8:00 a.m. - 4:00 p.m. (most days from Sept 1st - Nov 30th)


Click here (or on the button to the left) for directions to the Hawk Cliff hawkwatch.

Membership Renewal:

Don't forget to renew your membership by September 15, 2008

Visitor Tips

If you're planning a visit to Hawk Cliff you'll need to consider bringing the following:

  • a pair of binoculars. Although there are a few days each season where the birds are low enough to eyeball without binoculars...it's much more enjoyable to have a pair to get more detail on the birds.

  • a raptor field guide. There are some great raptor field guides on the market these days, and having one handy will help visitors identify the various raptors. If you don't have a field guide yet you can always purchase the Hawk Cliff Hawkwatch field guide "Migrating Raptors of Hawk Cliff" (click here or on the image at right for sample pages). Our guide goes for just $10.00...and of course the money goes directly to supporting HCF activities and projects.

  • a fold-up chair. Hawkwatching is the ultimate in laid back bird watching. Just set up you're chair so it's facing east and keep an eye out for migrating raptors.

  • layers of clothing. This applies more once we get towards the end of September and on into October and November...because it can get COLD!! Having multiple layers allows removing some if it gets warmer in the afternoon.

  • food and drink. There's no food or drink available at the hawkwatch itself so we suggest you bring along a lunch or snacks and some sort of beverage (it can get very warm in September). Note that Port Stanley is just a couple of minutes west of the hawkwatch and there's numerous locations where you can dine or purchase food and drink.

  • spotting scope. For those that have a spotting scope, the hawkwatch is a great place to try it out. It usually takes some practice to get on the rapidly moving targets, but if you get good at it you can get some fantastic detail on the birds.

Before you head down to the hawkwatch you should also take a look at the "Hawkwatching" page to find out when it's best to visit for "big flight" days or to see specific species and where to watch for them. This page will also provide links to local weather websites to help you decide if the weather is going to cooperate for a decent flight or not.

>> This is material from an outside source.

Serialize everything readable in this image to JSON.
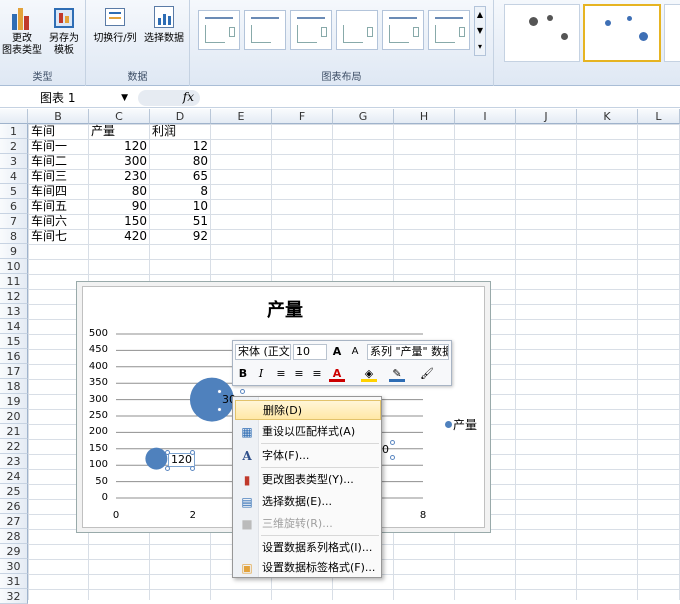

Check the "Species Info" page to find detailed information on each of the 15 typical raptor species counted at the Hawk Cliff hawkwatch. This will help you figure out what species you're most likely to see on any given visit.

For those who like numbers, there's lots of statistics on the "Migration #'s" page and the "Species Info" pages. For those who enjoy photos of raptors, there's plenty of great pics to enjoy as well in our "Photo Gallery"

If you have any comments or suggestions regarding our website just fire off an email by clicking here.

Click here to see our HCF Executive members.





Keep on looking up guys!! - Photo by Alf Rider

Male Northern Harrier soaring past - Photo by Alf Rider

Red-shouldered Hawk in-hand - Photo by Eleanor Kee Wellman

Click on this image to see sample HCF Field Guide Pages

Monarchs gather by the thousands in the trees surrounding the hawkwatch - Photo by Shay Redmond

An Osprey soars overhead - Photo by Don Taylor






Created: 2007-04-27   2007 Hawk Cliff Hawkwatch  -  All rights reserved